> _What is needed_
This exercise calls for a copy of every line in the listing below that carries the word "Google".

[Start of section]

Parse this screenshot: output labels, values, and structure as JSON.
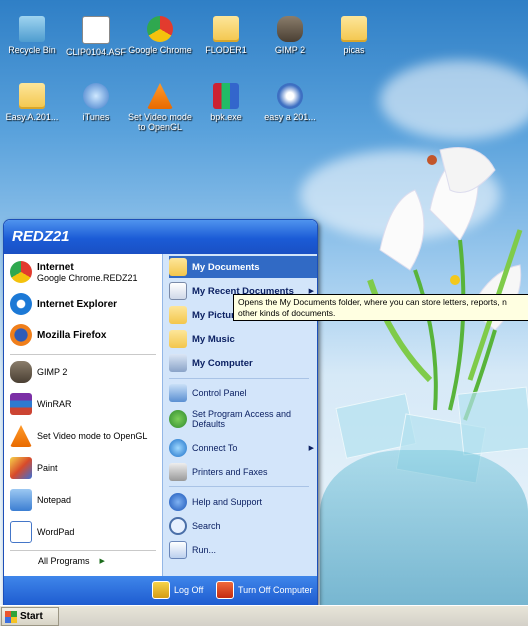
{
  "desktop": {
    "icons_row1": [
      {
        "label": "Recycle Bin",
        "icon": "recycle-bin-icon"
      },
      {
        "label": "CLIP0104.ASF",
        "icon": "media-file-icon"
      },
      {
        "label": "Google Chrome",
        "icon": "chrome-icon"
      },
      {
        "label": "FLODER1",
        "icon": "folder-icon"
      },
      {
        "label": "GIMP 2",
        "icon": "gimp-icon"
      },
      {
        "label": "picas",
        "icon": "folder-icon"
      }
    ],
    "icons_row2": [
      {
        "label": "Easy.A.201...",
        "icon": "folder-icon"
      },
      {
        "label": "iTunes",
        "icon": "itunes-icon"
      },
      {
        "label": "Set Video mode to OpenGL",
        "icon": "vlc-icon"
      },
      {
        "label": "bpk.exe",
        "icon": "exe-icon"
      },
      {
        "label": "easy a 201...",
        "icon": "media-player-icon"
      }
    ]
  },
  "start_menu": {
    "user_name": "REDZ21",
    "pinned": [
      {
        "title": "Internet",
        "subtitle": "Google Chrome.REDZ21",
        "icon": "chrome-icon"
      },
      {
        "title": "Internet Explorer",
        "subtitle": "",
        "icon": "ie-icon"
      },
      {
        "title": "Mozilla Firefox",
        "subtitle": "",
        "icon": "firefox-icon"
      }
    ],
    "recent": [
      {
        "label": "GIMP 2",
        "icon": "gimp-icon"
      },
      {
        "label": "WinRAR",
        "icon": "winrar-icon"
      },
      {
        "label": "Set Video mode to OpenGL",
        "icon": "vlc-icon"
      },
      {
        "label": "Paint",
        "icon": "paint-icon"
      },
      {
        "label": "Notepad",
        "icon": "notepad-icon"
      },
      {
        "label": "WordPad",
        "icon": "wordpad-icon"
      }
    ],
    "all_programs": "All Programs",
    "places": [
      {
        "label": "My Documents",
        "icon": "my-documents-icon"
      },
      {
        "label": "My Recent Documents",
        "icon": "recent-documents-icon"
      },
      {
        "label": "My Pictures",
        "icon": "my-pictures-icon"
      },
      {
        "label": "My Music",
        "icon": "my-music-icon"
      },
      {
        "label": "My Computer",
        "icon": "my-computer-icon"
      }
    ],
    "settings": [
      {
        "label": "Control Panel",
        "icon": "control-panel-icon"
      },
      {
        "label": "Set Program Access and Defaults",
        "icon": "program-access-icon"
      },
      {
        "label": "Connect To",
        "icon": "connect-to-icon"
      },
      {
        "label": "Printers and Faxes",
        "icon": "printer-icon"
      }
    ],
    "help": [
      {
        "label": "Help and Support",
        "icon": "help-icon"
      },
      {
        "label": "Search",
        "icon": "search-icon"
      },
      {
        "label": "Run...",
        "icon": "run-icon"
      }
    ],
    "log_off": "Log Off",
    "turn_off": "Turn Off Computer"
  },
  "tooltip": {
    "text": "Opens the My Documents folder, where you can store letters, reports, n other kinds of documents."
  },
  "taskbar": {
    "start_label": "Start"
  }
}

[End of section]

> _Completed task_
        "label": "Google Chrome",
        "subtitle": "Google Chrome.REDZ21",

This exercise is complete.